■ What to do: Match on the string "icon" in the entries below and return every matching line.

Element data from apps and pages:
==*==
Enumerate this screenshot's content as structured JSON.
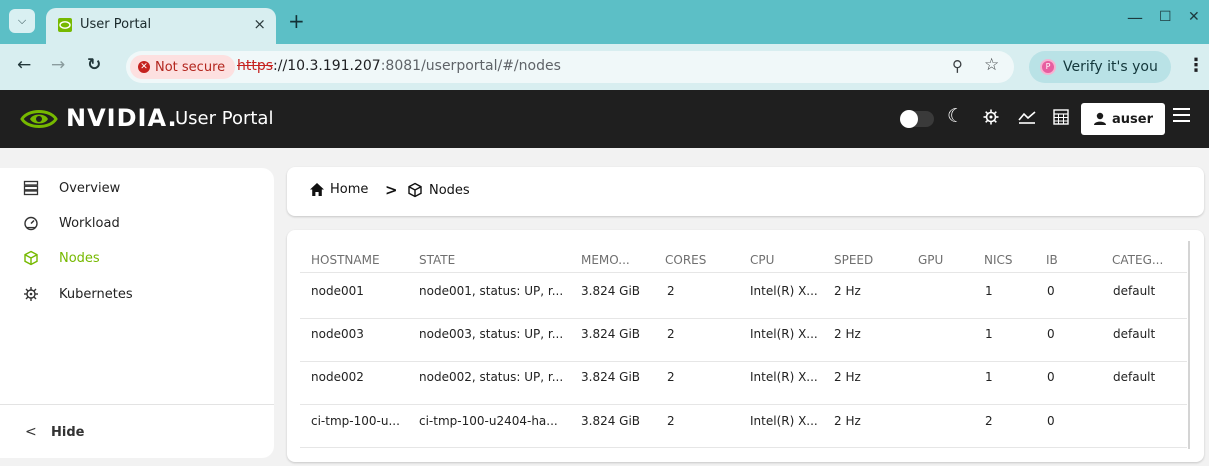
{
  "browser": {
    "tab_title": "User Portal",
    "tab_close": "×",
    "new_tab": "+",
    "tab_menu_icon": "chevron-down-icon",
    "not_secure_label": "Not secure",
    "url_scheme": "https",
    "url_host": "://10.3.191.207",
    "url_path": ":8081/userportal/#/nodes",
    "verify_label": "Verify it's you",
    "minimize": "—",
    "maximize": "☐",
    "close": "✕"
  },
  "header": {
    "brand": "NVIDIA.",
    "portal_title": "User Portal",
    "user_label": "auser",
    "brand_color": "#76b900"
  },
  "sidebar": {
    "items": [
      {
        "label": "Overview",
        "icon": "server-icon"
      },
      {
        "label": "Workload",
        "icon": "gauge-icon"
      },
      {
        "label": "Nodes",
        "icon": "cube-icon",
        "active": true
      },
      {
        "label": "Kubernetes",
        "icon": "helm-icon"
      }
    ],
    "hide_label": "Hide",
    "hide_icon": "chevron-left-icon"
  },
  "breadcrumb": {
    "home": "Home",
    "current": "Nodes"
  },
  "table": {
    "columns": [
      "HOSTNAME",
      "STATE",
      "MEMO...",
      "CORES",
      "CPU",
      "SPEED",
      "GPU",
      "NICS",
      "IB",
      "CATEG..."
    ],
    "rows": [
      [
        "node001",
        "node001, status: UP, r...",
        "3.824 GiB",
        "2",
        "Intel(R) X...",
        "2 Hz",
        "",
        "1",
        "0",
        "default"
      ],
      [
        "node003",
        "node003, status: UP, r...",
        "3.824 GiB",
        "2",
        "Intel(R) X...",
        "2 Hz",
        "",
        "1",
        "0",
        "default"
      ],
      [
        "node002",
        "node002, status: UP, r...",
        "3.824 GiB",
        "2",
        "Intel(R) X...",
        "2 Hz",
        "",
        "1",
        "0",
        "default"
      ],
      [
        "ci-tmp-100-u...",
        "ci-tmp-100-u2404-ha...",
        "3.824 GiB",
        "2",
        "Intel(R) X...",
        "2 Hz",
        "",
        "2",
        "0",
        ""
      ]
    ]
  }
}
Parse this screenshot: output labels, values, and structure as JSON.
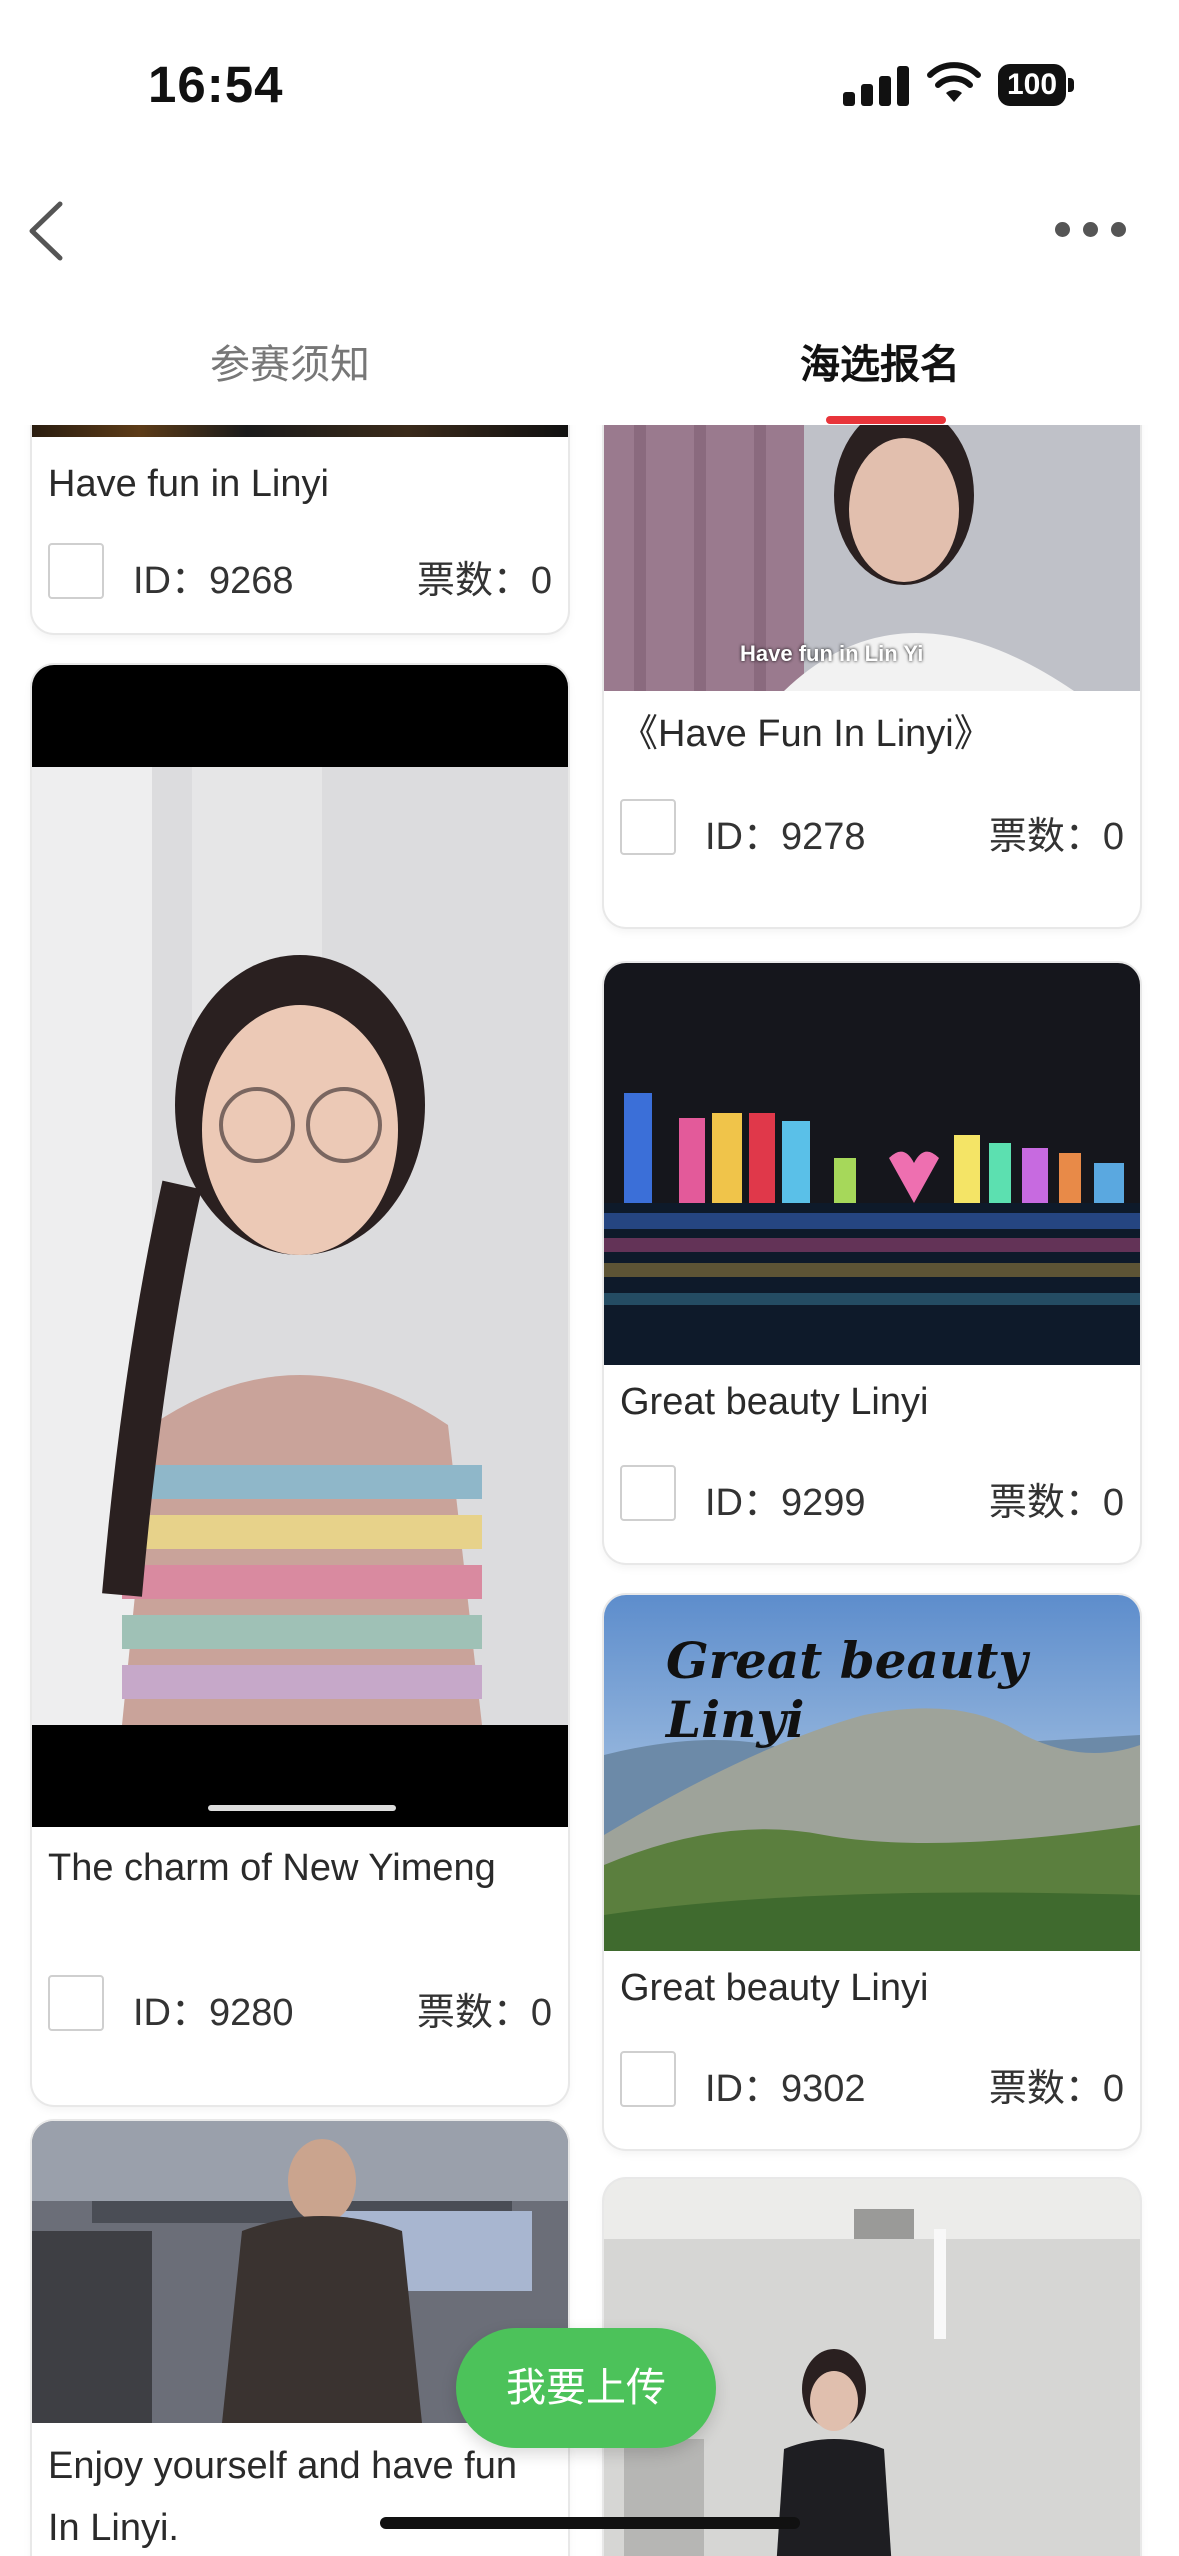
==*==
■ Exercise answer:
    "tab_menu_icon": "chevron-down-icon",
        "icon": "server-icon"
        "icon": "gauge-icon"
        "icon": "cube-icon",
        "icon": "helm-icon"
    "hide_icon": "chevron-left-icon"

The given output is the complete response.